[Opening The data section]

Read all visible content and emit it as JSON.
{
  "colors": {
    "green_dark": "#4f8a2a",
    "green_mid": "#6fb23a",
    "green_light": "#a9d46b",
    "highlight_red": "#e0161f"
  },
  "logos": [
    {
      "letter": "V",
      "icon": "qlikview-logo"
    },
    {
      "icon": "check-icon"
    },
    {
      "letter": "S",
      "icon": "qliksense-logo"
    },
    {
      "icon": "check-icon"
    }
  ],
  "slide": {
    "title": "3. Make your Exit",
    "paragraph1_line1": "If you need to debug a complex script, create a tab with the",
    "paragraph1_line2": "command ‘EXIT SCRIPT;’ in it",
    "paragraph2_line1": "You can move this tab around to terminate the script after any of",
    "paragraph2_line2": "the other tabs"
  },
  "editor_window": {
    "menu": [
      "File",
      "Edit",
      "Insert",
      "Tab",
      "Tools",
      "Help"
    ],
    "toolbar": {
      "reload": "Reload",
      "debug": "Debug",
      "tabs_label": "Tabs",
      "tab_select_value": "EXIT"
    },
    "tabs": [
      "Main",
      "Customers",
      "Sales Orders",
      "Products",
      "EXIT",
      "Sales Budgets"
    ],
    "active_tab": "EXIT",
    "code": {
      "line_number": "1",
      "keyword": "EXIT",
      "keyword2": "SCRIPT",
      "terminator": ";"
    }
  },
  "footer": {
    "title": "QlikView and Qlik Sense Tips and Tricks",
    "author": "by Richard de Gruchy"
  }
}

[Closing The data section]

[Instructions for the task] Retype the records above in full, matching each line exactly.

[Response to this task]
Read all visible content and emit it as JSON.
{
  "colors": {
    "green_dark": "#4f8a2a",
    "green_mid": "#6fb23a",
    "green_light": "#a9d46b",
    "highlight_red": "#e0161f"
  },
  "logos": [
    {
      "letter": "V",
      "icon": "qlikview-logo"
    },
    {
      "icon": "check-icon"
    },
    {
      "letter": "S",
      "icon": "qliksense-logo"
    },
    {
      "icon": "check-icon"
    }
  ],
  "slide": {
    "title": "3. Make your Exit",
    "paragraph1_line1": "If you need to debug a complex script, create a tab with the",
    "paragraph1_line2": "command ‘EXIT SCRIPT;’ in it",
    "paragraph2_line1": "You can move this tab around to terminate the script after any of",
    "paragraph2_line2": "the other tabs"
  },
  "editor_window": {
    "menu": [
      "File",
      "Edit",
      "Insert",
      "Tab",
      "Tools",
      "Help"
    ],
    "toolbar": {
      "reload": "Reload",
      "debug": "Debug",
      "tabs_label": "Tabs",
      "tab_select_value": "EXIT"
    },
    "tabs": [
      "Main",
      "Customers",
      "Sales Orders",
      "Products",
      "EXIT",
      "Sales Budgets"
    ],
    "active_tab": "EXIT",
    "code": {
      "line_number": "1",
      "keyword": "EXIT",
      "keyword2": "SCRIPT",
      "terminator": ";"
    }
  },
  "footer": {
    "title": "QlikView and Qlik Sense Tips and Tricks",
    "author": "by Richard de Gruchy"
  }
}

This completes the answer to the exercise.